-- Data records follows --

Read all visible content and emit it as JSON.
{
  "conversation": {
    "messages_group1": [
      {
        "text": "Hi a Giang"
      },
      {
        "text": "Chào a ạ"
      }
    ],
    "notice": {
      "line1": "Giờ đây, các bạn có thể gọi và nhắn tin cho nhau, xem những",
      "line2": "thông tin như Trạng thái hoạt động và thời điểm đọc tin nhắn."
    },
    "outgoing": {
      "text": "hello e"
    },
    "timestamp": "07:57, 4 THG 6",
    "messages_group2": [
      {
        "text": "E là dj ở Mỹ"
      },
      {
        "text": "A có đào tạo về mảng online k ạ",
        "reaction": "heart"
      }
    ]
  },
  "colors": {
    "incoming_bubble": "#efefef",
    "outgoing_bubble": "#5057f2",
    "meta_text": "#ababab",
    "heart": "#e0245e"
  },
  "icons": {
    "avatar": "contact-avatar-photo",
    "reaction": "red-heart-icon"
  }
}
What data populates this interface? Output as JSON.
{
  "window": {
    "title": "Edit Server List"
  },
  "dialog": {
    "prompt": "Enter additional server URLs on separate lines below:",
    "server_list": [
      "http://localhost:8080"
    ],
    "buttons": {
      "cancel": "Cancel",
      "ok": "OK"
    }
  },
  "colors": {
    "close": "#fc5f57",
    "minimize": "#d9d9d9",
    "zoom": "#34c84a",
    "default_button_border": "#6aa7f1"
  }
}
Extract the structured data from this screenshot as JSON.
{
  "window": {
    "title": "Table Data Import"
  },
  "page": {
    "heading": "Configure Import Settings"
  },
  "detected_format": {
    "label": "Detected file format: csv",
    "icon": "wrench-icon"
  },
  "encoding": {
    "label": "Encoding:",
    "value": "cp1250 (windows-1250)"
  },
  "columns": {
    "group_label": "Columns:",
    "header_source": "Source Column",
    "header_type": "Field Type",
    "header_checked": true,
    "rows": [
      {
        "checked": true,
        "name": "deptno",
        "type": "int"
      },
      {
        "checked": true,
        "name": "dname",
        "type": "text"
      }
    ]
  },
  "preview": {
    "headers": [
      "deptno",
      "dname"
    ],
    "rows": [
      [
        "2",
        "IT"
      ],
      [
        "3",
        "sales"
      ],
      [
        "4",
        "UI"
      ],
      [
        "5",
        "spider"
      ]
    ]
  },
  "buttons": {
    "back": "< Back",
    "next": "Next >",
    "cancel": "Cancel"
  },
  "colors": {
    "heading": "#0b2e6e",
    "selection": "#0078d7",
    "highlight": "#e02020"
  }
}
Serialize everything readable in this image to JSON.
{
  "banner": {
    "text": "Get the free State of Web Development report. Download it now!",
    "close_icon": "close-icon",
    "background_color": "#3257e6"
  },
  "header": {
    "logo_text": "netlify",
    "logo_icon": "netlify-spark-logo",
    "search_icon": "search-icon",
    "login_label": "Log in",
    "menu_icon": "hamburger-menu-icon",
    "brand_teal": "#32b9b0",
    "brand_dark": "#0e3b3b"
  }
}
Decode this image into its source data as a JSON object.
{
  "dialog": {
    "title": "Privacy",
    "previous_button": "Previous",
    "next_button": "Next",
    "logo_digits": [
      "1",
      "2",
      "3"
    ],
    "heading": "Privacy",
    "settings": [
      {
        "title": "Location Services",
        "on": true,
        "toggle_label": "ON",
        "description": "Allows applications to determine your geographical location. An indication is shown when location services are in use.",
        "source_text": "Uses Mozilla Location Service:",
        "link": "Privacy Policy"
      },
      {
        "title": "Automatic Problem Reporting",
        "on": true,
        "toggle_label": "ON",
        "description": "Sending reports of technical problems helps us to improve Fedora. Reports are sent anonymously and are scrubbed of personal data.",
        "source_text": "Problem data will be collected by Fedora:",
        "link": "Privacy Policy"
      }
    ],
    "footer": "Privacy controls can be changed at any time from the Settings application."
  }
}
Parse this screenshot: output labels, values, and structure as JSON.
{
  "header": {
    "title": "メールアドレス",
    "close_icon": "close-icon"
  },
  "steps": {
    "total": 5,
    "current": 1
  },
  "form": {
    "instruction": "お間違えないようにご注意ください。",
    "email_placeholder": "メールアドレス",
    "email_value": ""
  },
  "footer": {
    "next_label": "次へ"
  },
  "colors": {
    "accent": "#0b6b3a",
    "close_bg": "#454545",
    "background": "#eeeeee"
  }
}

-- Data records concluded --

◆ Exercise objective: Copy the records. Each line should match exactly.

◆ Response to this task:
Read all visible content and emit it as JSON.
{
  "conversation": {
    "messages_group1": [
      {
        "text": "Hi a Giang"
      },
      {
        "text": "Chào a ạ"
      }
    ],
    "notice": {
      "line1": "Giờ đây, các bạn có thể gọi và nhắn tin cho nhau, xem những",
      "line2": "thông tin như Trạng thái hoạt động và thời điểm đọc tin nhắn."
    },
    "outgoing": {
      "text": "hello e"
    },
    "timestamp": "07:57, 4 THG 6",
    "messages_group2": [
      {
        "text": "E là dj ở Mỹ"
      },
      {
        "text": "A có đào tạo về mảng online k ạ",
        "reaction": "heart"
      }
    ]
  },
  "colors": {
    "incoming_bubble": "#efefef",
    "outgoing_bubble": "#5057f2",
    "meta_text": "#ababab",
    "heart": "#e0245e"
  },
  "icons": {
    "avatar": "contact-avatar-photo",
    "reaction": "red-heart-icon"
  }
}
What data populates this interface? Output as JSON.
{
  "window": {
    "title": "Edit Server List"
  },
  "dialog": {
    "prompt": "Enter additional server URLs on separate lines below:",
    "server_list": [
      "http://localhost:8080"
    ],
    "buttons": {
      "cancel": "Cancel",
      "ok": "OK"
    }
  },
  "colors": {
    "close": "#fc5f57",
    "minimize": "#d9d9d9",
    "zoom": "#34c84a",
    "default_button_border": "#6aa7f1"
  }
}
Extract the structured data from this screenshot as JSON.
{
  "window": {
    "title": "Table Data Import"
  },
  "page": {
    "heading": "Configure Import Settings"
  },
  "detected_format": {
    "label": "Detected file format: csv",
    "icon": "wrench-icon"
  },
  "encoding": {
    "label": "Encoding:",
    "value": "cp1250 (windows-1250)"
  },
  "columns": {
    "group_label": "Columns:",
    "header_source": "Source Column",
    "header_type": "Field Type",
    "header_checked": true,
    "rows": [
      {
        "checked": true,
        "name": "deptno",
        "type": "int"
      },
      {
        "checked": true,
        "name": "dname",
        "type": "text"
      }
    ]
  },
  "preview": {
    "headers": [
      "deptno",
      "dname"
    ],
    "rows": [
      [
        "2",
        "IT"
      ],
      [
        "3",
        "sales"
      ],
      [
        "4",
        "UI"
      ],
      [
        "5",
        "spider"
      ]
    ]
  },
  "buttons": {
    "back": "< Back",
    "next": "Next >",
    "cancel": "Cancel"
  },
  "colors": {
    "heading": "#0b2e6e",
    "selection": "#0078d7",
    "highlight": "#e02020"
  }
}
Serialize everything readable in this image to JSON.
{
  "banner": {
    "text": "Get the free State of Web Development report. Download it now!",
    "close_icon": "close-icon",
    "background_color": "#3257e6"
  },
  "header": {
    "logo_text": "netlify",
    "logo_icon": "netlify-spark-logo",
    "search_icon": "search-icon",
    "login_label": "Log in",
    "menu_icon": "hamburger-menu-icon",
    "brand_teal": "#32b9b0",
    "brand_dark": "#0e3b3b"
  }
}
Decode this image into its source data as a JSON object.
{
  "dialog": {
    "title": "Privacy",
    "previous_button": "Previous",
    "next_button": "Next",
    "logo_digits": [
      "1",
      "2",
      "3"
    ],
    "heading": "Privacy",
    "settings": [
      {
        "title": "Location Services",
        "on": true,
        "toggle_label": "ON",
        "description": "Allows applications to determine your geographical location. An indication is shown when location services are in use.",
        "source_text": "Uses Mozilla Location Service:",
        "link": "Privacy Policy"
      },
      {
        "title": "Automatic Problem Reporting",
        "on": true,
        "toggle_label": "ON",
        "description": "Sending reports of technical problems helps us to improve Fedora. Reports are sent anonymously and are scrubbed of personal data.",
        "source_text": "Problem data will be collected by Fedora:",
        "link": "Privacy Policy"
      }
    ],
    "footer": "Privacy controls can be changed at any time from the Settings application."
  }
}
Parse this screenshot: output labels, values, and structure as JSON.
{
  "header": {
    "title": "メールアドレス",
    "close_icon": "close-icon"
  },
  "steps": {
    "total": 5,
    "current": 1
  },
  "form": {
    "instruction": "お間違えないようにご注意ください。",
    "email_placeholder": "メールアドレス",
    "email_value": ""
  },
  "footer": {
    "next_label": "次へ"
  },
  "colors": {
    "accent": "#0b6b3a",
    "close_bg": "#454545",
    "background": "#eeeeee"
  }
}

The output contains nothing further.